Cable Internet-service and telephony providers were taxed but not broken by Tuesday's terrorist attack on New York and Washington.

A spokeswoman for cable ISP Excite@Home Corp. said that network was not adversely affected by the surge in traffic following Tuesday morning's attacks. She noted that overall usage was in fact reduced, except for customers accessing news content sites. No information was available immediately about traffic on Excite@Home's electronic-mail services.

While wireless and wireline telephone networks also reported strain from call volume following the attacks, AT&T Broadband said that none of its cable telephony networks — which serve more than 848,000 subscribers — suffered from the effects of a traffic spike.

Cablevision Systems Corp. issued a statement noting that its telephony, data and video network, which serves suburban Long Island, is operating with "no significant interruptions in service. The company awaits direction from New York and federal authorities for guidance on the operation of its Manhattan properties, including Madison Square Garden, The Wiz electronics stores and Clearview Cinemas."

An AT&T Broadband spokeswoman said the company routinely does not comment on specific ongoing investigations, but had cooperated fully in the past when law enforcement authorities sought its help with surveillance of traffic on its networks.

"At this time we at AT&T Broadband and AT&T, in fact, overall stand ready and willing to do whatever is necessary to help," she said.

America Online and EarthLink Inc., the nation's two largest Internet-service providers, also said they are cooperating with the Federal Bureau of Investigation.

One broadband content provider that was affected but did not buckle from the attacks was The Feedroom, a Web site that provides news video from cable and broadcast sources around the country. The company is headquartered atop the Holland Tunnel, with a vista of the World Trade Center towers.

"Our staff saw and heard the first impact, then the second, then the collapses," said Jon Klein, Feedroom's president and CEO. "Being news people, we immediately rolled a video camera after the first plane hit, and posted that clip within minutes of the first impact."

Feedroom staff was ordered to evacuate the building at 11 a.m. Eastern, although Klein and four others remained for three more hours to ensure that local NBC affiliate WNBC's live coverage was streaming both to Feedroom's site and the 26 local Feedroom sites the company runs for NBC around the country.
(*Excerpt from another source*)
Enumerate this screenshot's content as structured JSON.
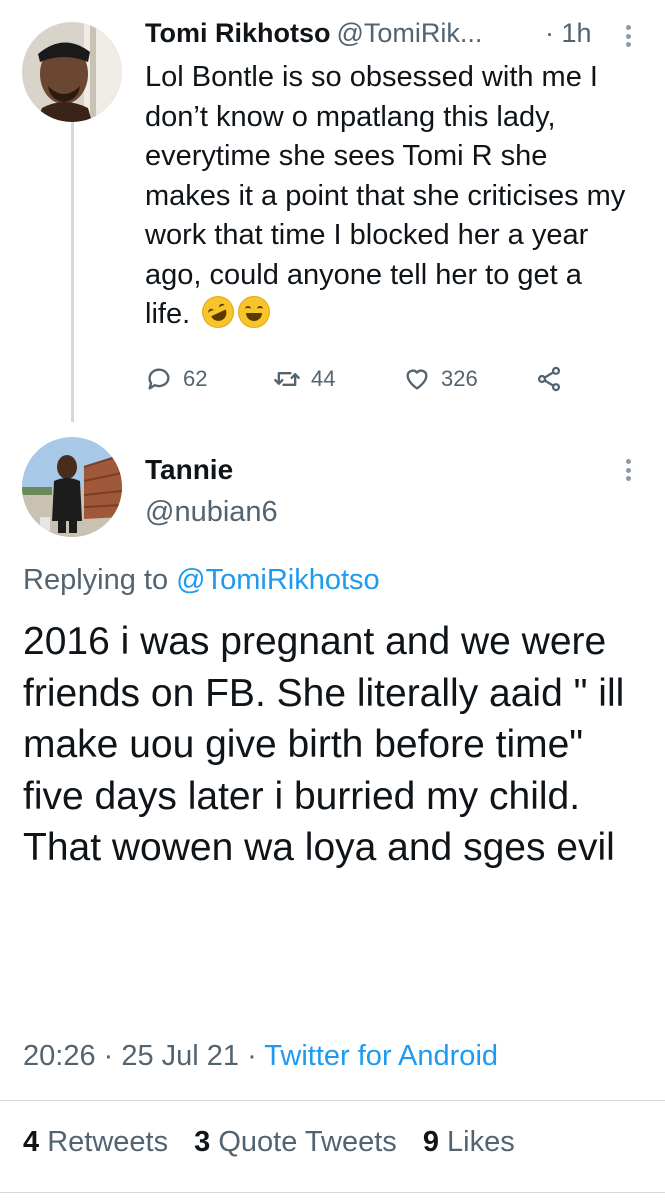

"We've had about a quarter million visitors in the past day [about three weeks' worth in one day], serving more than one thousand video clips on demand per minute, and about a thousand more live viewings per minute as well," Klein said Wednesday.

By Thursday morning, the usage number had jumped above 9,000 per minute, he later said.